The Process and the Product

We are apt to forget that the process we use to resolve complex policy issues can be as important as the outcome.  Failing to recognize this may keep us from reaching an optimal solution. But I have recently witnessed an approach to addressing the issues of manufactured housing that included careful process consideration and that, in addition to enhancing the success of the manufactured-housing initiative, could also serve as a model for dealing with other complex policy issues. The following description of the elements of that process is not exhaustive, but it highlights the central tenets that were discussed at a meeting the Community Development department at Federal Reserve Bank of Cleveland, Pittsburgh branch recently hosted. Its participants focused on ways to improve the health, financial security, and environmental conditions of lower-income residents of manufactured homes.

One key component of success is diversity of representation. In partnership with regional and national organizations, we convened 40 attendees from varying stakeholder groups throughout the southwest PA region, including housing professionals, social service agency workers, and manufactured-housing industry representatives, to name a few.  Although such a diversity of backgrounds and professional experience can lead to a longer introductory discussion, it reduces instances of backtracking to include other stakeholder groups.  It also allows attendees to listen to viewpoints that they may not have previously considered and to benefit from the expertise of others.
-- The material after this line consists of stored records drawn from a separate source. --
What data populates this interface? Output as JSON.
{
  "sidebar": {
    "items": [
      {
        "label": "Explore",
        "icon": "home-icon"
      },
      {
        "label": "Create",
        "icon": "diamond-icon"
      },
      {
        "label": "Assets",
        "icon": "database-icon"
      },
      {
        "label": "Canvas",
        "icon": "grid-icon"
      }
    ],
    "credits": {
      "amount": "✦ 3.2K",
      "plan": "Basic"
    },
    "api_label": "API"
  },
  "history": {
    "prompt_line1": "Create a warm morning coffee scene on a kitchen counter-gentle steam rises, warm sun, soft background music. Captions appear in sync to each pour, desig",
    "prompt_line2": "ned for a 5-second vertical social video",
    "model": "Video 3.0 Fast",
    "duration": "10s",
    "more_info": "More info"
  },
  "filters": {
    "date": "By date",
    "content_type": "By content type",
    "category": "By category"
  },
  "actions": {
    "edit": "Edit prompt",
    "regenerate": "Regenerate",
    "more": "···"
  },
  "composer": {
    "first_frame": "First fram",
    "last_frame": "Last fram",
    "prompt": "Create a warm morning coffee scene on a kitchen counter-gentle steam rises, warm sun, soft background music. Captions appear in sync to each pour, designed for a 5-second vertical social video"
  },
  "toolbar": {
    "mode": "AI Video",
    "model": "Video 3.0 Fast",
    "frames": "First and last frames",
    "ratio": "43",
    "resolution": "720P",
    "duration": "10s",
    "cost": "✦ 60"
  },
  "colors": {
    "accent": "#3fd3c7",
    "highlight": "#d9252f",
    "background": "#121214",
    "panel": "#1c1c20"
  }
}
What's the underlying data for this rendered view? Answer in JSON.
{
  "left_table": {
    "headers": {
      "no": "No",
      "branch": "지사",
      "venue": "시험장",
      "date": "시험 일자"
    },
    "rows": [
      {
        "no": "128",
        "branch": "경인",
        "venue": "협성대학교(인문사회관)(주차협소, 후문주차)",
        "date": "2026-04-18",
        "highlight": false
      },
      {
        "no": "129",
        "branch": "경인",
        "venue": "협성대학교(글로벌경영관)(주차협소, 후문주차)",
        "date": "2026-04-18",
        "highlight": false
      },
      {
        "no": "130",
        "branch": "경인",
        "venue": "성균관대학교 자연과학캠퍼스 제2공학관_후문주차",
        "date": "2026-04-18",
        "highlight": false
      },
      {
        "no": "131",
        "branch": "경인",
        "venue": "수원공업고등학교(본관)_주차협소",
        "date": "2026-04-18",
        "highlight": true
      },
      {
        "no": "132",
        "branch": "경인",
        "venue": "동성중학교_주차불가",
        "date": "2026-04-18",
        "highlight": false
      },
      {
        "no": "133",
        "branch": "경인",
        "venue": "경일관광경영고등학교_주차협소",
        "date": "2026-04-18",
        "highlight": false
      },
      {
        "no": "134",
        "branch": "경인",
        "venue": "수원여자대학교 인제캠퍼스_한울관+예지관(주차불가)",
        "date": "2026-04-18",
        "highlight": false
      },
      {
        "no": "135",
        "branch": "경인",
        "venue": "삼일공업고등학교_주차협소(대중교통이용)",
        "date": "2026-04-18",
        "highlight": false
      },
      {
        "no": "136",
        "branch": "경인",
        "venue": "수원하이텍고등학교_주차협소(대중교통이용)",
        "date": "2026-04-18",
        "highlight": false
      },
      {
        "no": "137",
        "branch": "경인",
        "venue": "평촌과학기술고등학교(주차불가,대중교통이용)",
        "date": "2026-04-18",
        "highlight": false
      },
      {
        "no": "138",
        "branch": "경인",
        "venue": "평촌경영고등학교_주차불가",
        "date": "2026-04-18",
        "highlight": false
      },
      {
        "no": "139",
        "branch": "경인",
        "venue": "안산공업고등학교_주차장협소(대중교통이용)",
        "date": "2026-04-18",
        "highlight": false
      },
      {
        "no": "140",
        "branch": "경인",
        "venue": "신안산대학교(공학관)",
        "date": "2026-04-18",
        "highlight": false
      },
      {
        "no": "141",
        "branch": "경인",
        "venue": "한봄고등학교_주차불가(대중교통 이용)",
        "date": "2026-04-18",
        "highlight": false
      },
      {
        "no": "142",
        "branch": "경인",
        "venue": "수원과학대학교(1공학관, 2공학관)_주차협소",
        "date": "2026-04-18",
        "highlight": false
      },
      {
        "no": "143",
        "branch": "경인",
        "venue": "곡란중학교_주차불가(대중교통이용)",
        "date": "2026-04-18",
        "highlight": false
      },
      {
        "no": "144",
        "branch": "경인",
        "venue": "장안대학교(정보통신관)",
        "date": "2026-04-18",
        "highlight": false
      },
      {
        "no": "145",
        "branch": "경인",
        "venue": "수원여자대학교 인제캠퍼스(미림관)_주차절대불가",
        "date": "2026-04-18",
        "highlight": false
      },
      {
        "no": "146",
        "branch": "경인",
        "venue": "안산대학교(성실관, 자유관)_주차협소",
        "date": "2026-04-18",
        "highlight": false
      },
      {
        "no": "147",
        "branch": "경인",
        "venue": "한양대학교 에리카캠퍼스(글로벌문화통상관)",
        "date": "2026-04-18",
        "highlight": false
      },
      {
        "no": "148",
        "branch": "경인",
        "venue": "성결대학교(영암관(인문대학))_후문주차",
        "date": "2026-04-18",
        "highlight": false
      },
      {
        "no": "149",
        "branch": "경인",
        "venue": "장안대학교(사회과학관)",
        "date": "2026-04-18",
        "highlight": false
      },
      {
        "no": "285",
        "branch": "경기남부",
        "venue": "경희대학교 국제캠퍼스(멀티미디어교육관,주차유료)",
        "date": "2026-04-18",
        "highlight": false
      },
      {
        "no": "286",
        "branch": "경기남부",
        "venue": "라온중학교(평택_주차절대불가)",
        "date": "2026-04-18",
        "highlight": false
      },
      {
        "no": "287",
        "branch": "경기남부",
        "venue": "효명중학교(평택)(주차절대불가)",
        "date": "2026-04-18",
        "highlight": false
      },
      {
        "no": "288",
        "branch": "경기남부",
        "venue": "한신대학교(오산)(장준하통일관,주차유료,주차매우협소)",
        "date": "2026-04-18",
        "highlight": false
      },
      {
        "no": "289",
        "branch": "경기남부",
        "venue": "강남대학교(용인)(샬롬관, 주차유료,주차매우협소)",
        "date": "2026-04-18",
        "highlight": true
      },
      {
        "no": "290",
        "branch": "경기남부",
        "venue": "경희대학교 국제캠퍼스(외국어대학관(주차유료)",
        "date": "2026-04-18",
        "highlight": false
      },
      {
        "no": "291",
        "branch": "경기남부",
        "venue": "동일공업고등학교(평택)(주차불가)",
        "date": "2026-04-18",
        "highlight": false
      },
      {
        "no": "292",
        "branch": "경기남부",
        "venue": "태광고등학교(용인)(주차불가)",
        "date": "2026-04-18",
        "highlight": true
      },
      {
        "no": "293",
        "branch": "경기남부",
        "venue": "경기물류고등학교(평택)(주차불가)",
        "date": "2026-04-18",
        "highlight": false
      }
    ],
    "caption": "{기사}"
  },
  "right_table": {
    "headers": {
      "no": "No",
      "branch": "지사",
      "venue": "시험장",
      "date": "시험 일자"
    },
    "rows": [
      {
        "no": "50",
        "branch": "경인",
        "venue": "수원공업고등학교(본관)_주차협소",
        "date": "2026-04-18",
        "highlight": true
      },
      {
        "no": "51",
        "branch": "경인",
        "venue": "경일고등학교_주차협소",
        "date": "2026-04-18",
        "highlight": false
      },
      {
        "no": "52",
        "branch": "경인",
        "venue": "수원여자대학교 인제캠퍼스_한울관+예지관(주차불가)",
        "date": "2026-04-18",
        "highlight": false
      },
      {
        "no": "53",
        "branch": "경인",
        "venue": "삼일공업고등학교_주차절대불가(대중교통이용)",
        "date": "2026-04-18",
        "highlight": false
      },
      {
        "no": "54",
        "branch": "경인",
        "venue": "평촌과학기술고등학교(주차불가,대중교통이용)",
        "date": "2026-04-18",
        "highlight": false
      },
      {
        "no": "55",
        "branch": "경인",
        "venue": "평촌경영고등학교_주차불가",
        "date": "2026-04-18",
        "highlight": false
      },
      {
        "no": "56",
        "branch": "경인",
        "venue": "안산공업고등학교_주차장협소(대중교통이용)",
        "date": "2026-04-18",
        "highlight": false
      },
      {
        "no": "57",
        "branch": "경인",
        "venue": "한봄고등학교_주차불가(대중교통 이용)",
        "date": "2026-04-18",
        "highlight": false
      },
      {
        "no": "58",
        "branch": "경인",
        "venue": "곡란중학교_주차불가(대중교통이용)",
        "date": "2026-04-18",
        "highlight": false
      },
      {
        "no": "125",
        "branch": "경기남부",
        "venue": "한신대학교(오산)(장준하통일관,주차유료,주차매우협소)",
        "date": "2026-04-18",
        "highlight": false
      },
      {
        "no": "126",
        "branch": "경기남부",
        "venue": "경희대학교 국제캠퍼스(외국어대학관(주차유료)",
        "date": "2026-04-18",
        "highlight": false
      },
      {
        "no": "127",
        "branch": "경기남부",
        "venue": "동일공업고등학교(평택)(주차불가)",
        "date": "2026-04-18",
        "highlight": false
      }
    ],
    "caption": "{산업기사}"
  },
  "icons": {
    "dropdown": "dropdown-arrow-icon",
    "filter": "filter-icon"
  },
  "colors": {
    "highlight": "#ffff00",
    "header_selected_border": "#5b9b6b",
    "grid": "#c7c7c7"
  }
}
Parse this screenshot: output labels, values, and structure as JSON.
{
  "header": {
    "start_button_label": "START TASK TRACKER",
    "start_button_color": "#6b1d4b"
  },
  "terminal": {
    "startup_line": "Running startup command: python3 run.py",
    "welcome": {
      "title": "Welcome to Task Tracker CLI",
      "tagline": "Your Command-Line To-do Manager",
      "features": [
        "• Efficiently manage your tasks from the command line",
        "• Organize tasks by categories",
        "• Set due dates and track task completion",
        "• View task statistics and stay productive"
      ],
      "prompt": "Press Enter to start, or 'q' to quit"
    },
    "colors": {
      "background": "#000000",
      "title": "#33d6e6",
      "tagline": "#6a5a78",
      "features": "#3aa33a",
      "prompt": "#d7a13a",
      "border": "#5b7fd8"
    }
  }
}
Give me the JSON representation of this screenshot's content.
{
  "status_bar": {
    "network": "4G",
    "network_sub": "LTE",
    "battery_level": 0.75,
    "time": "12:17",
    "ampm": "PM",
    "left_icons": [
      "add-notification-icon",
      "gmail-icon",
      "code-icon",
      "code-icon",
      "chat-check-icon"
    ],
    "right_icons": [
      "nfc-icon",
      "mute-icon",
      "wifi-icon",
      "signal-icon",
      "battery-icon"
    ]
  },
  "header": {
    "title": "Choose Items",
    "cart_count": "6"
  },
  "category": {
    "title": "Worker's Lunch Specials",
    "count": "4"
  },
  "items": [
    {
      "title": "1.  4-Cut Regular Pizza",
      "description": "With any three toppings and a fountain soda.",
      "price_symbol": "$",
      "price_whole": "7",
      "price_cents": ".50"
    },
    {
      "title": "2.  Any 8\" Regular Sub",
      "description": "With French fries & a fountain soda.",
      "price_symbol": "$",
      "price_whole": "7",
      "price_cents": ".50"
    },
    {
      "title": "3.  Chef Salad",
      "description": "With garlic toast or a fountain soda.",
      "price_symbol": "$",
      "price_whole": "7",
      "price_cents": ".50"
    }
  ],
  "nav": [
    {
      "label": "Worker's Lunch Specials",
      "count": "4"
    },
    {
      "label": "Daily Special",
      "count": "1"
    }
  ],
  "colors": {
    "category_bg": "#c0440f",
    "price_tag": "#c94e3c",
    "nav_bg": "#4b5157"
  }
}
Good data is another critical element of a productive discussion.  This is important, not only to bring stakeholder groups up to speed on the issues, but also to help shape the actions that must be taken to address those issues.  The planning group sent attendees background materials before the meeting; the group began the meeting with a review of the data and research on the topic.  This was of critical importance, because manufactured housing issues may be overlooked by people working in more densely populated communities.  However, knowing that manufactured housing represents a significant proportion of housing stock—especially in rural areas and where older housing stock poses health and safety issues—was important as the group moved forward.

Last, it is essential that participating stakeholders make organic connections with one another on the basis of interests and capacity. In one exchange during the meeting, participants discussed initiating a regional demonstration project that would use manufactured housing as infill development in urban areas. This idea had not been discussed before the meeting; it grew organically out of the discussion. Such opportunities to build on each other’s insights can lead to better policy and more effective action.

This regional initiative, although still in its very early stages, is off to a good start.  This has a lot to do with the process that was used to convene the stakeholder group. In thinking about ways to address the complex issues we face, we might do well to step back and carefully consider the manner and process by which we approach such issues; after all, as Yogi Berra once remarked, we can observe a lot just by watching.

Joseph Ott
Joseph Ott
Senior Policy Analyst
Joseph, with 14 years of experience in community development, directs programming and outreach activities in western Pa., southeast Ohio, and the panhandle of West Virginia. He provides technical assistance to organizations about, for instance, credit availability and housing. (bio)